When I was in fourth grade I was asked to write a story about my hero, and I could pick any one in the world; I wrote about Martin Luther King Jr. Today I find myself writing about my long lost hero once again after reading his “Letter from Birmingham Jail”. In this letter King is sitting in a jail cell after protesting against segregation. I found so many things in this letter inspiring to me; I feel that this letter brought me back to what it was like at that day in age.

In the 14th paragraph of this article after being told his timing was not right for this protest he wrote why exactly timing is not of importance when you are being treated unfairly. As he described many things that happened to African Americans, and the things that he was trying to help put to a halt, it made me think about how far we have come. I think that we as a society forget that we have come so far, and that people sat in jails, were beaten, and even killed fighting so that we have the kind of freedom we are all able to have today. I say that we forget about how far we’ve come because there is still racism and hatred everywhere.

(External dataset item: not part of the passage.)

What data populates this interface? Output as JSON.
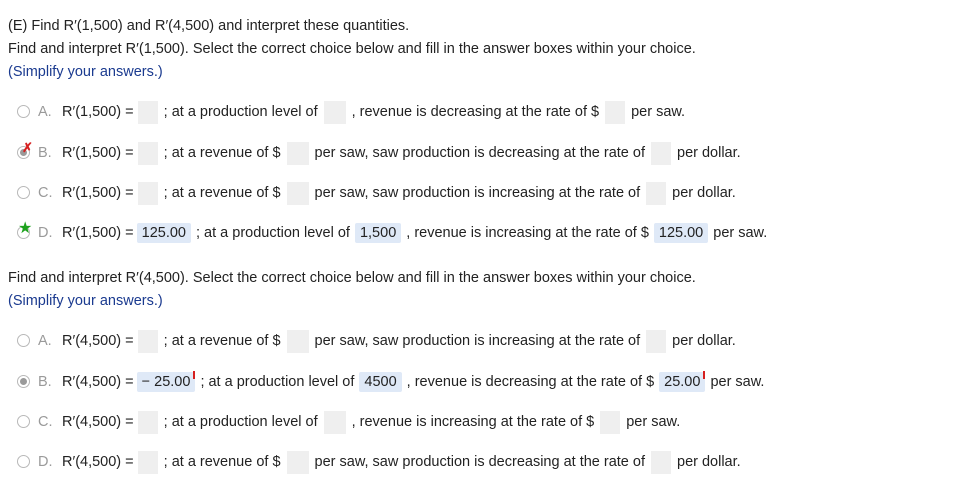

On page 701 King states how as an African America your first name becomes “nigger” for the whites; yet to this day you still hear people (all races including African American) calling each other such names even though that was something that they fought so hard to come up out of, and now it seems it is a part of most young kids/teens/young adults vocabulary. It also caught my eye when he was bringing their attention to other faults of justice. King stated that what Hitler did in Germany to the Jewish was declared “legal” at the time. Showing that all things that are legal are just and all things that are illegal are unjust; such as segregation.

Surprisingly I have never read this letter by King before but how he wrote with such passion as well as kindness was amazing. If it was me writing in that situation I don’t feel I could be as kind to the ‘clergymen’ as King was. So many things in this letter showed me why that little fourth grade girl I use to be was so inspired by Martin Luther King, Jr. I think it is good to read things like these so that we are always reminded of how far we have come in society.